[Excerpts from an interface dataset]
────────────────

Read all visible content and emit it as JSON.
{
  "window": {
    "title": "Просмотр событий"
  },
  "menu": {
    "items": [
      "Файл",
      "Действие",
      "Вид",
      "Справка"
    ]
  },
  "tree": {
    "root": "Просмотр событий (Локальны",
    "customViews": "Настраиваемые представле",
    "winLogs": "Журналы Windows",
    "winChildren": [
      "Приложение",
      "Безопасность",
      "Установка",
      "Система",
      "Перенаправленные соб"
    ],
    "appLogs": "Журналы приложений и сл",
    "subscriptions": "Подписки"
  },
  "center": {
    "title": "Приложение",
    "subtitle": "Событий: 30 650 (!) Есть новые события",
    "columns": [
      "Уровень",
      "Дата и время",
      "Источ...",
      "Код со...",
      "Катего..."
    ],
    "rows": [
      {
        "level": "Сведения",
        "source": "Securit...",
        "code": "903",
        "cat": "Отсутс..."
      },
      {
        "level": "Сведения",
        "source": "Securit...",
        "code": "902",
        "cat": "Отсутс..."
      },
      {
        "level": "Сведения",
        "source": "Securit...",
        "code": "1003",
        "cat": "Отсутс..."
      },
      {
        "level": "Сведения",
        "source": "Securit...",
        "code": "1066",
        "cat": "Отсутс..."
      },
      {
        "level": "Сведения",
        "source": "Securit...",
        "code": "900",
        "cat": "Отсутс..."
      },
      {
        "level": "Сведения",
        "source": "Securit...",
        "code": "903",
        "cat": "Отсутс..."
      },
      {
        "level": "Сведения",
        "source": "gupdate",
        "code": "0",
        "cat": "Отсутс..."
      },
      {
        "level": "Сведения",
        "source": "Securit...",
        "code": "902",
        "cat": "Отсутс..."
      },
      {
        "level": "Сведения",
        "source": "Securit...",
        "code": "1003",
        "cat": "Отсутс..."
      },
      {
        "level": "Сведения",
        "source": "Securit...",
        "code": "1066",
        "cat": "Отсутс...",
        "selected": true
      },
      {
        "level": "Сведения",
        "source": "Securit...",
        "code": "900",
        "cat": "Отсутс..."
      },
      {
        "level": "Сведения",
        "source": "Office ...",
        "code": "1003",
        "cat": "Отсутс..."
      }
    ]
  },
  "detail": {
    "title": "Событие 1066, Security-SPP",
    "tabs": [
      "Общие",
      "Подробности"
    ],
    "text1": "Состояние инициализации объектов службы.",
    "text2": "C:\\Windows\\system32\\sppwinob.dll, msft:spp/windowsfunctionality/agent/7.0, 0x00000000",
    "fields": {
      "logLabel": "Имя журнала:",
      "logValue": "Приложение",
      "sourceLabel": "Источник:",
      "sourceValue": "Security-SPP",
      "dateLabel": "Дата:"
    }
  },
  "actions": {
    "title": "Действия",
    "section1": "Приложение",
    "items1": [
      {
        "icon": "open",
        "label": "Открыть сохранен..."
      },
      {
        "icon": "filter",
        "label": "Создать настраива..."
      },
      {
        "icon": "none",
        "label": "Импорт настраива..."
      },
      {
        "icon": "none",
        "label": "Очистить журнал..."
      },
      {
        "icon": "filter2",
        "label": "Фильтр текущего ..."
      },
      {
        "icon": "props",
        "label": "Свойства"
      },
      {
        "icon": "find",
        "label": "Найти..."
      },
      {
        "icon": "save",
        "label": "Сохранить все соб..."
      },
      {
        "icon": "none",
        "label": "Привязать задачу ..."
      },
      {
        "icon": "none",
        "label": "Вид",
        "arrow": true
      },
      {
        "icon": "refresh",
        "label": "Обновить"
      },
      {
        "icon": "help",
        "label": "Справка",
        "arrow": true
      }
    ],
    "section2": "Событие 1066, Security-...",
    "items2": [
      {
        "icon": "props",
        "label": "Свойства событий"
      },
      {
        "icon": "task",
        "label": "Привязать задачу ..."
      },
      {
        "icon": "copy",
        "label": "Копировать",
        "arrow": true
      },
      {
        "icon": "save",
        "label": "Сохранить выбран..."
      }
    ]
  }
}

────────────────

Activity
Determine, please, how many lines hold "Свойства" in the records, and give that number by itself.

Solution to this problem
2